Sixteen years ago the city initiated a volunteer effort led by the Pierce Conservation District to monitor the water quality of the city’s lakes to evaluate trends and compare the data against state water quality standards.
Initially only three of the city’s six lakes – American, Gravelly and Louise – were monitored annually. Lake Steilacoom was added to the list in 2004 and Waughop Lake was added in 2011.
Carp Lake is also monitored when it has water.
Last year the city hired WEST Consultants, Inc. to analyze the conservation district’s data collected since 2000. The purpose was to determine whether the makeup of the lake water has changed over time.
Overall the data showed little change in the water quality from prior years, according to the report.
Each of the city’s six lakes showed a warming trend during the summer, when temperatures are hotter, and cooler temperatures in the winter, which is to be expected.
The lakes also registered decreased oxygen levels, and saw year-to-year increases in water clarity, but overall there were no clear annual trends regarding dissolved oxygen levels, temperature fluctuations or alkalinity, according to the report.
A number of factors like size and depth, as well as rainfall and runoff from nearby properties affect the quality of our lake water.
Findings from the report included:
- Alkalinity remains relatively uniform in most lakes, but are significantly decreasing in American and Waughop Lakes. Alkalinity is a measure of a lake’s ability to neutralize acids – which is important as it relates to aquatic plant and animal life.
- Overall chlorophyll_a decreases in American Lake, Gravelly Lake, Lake Louise and Carp Lake are statistically significant. Chlorophyll_a is a measure of the amount of algae growing in the water.
- Dissolved oxygen levels are statistically uniform in all lakes, and show no year-to-year variations. Dissolved oxygen (DO) is an important indicator of the health of the water and its capacity to support a balanced system of plants and fish.
- Total phosphorus levels are statistically uniform in the lower reaches and upper reaches of all the lakes, except for a weakly significant decrease in the upper reaches of Gravelly Lake. Phosphorus is an essential element for aquatic plant life, but if there is too much it can speed up the aging of a lake.
- Ammonia levels are significantly decreasing in the lower reaches of American, Gravelly, Louise and Steilacoom Lake. Levels are also weakly increasing (marginal significance) in the upper reaches of American Lake, but significantly decreasing in the upper reaches of Louise and Steilacoom Lakes. Too much ammonia is harmful to fish and other aquatic organisms.
- Transparency is slightly trending (marginal significance showing either increasing or decreasing) in American Lake, Gravelly Lake, Steilacoom Lake, Lake Louise and Waughop Lake, and increasing in Carp Lake (although the data set for Carp Lake is small). Transparency measures water clarity – the clearer the water the better.
- The depth of thermal stratification is remaining constant in all lakes.
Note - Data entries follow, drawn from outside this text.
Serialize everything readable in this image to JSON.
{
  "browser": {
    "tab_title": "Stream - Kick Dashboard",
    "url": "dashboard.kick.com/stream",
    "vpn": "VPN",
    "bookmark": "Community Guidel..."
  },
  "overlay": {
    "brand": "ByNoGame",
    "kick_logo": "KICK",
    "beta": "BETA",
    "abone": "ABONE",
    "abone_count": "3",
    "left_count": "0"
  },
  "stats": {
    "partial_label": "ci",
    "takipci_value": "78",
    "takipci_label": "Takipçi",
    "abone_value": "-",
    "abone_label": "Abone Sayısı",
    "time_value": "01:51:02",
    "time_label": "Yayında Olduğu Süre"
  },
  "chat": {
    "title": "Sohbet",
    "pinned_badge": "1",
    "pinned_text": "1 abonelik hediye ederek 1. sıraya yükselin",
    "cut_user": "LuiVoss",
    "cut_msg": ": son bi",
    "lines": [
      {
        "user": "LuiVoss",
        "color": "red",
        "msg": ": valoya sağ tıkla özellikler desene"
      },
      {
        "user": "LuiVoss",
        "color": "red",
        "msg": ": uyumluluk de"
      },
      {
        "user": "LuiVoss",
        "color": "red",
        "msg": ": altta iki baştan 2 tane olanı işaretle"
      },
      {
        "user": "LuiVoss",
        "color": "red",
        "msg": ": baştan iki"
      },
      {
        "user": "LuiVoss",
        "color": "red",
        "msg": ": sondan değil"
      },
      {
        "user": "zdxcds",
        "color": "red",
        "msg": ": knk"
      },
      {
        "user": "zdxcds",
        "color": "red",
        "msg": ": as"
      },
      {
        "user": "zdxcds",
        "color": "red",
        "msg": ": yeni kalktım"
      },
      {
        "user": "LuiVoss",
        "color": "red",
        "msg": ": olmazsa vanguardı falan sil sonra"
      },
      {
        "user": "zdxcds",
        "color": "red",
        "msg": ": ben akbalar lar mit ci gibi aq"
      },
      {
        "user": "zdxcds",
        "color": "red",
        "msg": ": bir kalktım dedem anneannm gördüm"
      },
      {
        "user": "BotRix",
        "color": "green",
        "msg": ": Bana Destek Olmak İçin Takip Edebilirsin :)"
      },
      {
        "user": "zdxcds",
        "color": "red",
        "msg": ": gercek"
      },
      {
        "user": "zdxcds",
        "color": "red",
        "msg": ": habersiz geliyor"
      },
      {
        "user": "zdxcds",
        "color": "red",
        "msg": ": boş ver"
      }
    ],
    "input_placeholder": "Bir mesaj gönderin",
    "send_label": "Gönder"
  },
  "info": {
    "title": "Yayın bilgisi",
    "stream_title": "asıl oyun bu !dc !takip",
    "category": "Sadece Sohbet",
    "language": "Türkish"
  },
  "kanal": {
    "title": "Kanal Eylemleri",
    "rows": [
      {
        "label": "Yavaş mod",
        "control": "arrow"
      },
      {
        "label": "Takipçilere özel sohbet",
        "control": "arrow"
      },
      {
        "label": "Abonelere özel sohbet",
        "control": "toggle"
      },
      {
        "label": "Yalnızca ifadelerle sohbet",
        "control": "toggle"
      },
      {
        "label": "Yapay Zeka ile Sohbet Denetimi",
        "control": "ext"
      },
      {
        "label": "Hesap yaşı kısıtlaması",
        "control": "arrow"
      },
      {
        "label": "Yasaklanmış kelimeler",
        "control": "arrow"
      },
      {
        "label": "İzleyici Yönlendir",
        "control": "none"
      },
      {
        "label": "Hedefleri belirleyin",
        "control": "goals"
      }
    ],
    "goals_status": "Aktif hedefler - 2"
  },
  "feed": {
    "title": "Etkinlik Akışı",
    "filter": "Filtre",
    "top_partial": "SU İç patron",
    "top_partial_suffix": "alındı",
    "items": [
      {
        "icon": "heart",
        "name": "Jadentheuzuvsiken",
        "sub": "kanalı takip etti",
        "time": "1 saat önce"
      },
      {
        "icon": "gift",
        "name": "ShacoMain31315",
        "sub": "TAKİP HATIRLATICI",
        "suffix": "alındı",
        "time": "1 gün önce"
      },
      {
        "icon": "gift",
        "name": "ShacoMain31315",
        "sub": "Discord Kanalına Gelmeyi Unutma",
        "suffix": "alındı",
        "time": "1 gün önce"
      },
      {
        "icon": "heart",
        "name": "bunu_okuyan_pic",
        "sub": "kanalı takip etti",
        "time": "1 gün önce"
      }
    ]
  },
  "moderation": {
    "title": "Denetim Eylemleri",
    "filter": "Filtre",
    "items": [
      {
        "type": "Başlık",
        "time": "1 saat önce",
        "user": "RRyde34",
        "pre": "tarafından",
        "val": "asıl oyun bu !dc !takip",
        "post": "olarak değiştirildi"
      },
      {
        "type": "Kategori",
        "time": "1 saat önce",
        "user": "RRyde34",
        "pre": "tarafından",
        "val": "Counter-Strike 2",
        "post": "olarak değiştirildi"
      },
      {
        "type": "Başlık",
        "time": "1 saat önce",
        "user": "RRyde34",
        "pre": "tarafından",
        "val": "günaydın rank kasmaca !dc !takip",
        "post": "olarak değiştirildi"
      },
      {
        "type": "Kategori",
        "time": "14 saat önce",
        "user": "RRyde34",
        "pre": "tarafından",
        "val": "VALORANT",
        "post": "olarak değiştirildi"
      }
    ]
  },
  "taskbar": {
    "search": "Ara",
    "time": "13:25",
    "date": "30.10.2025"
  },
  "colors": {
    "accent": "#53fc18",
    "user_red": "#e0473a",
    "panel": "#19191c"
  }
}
Water temperature changes at the thermal stratification layer in lakes. Denser, colder water is near the bottom of the lake; less dense, warmer water is near the surface. Thermal stratification is most prevalent in the summer months.
The lakes were tested twice a month between May and October from 2000 to 2004. Then in 2005 monitoring decreased to once a month during the same period.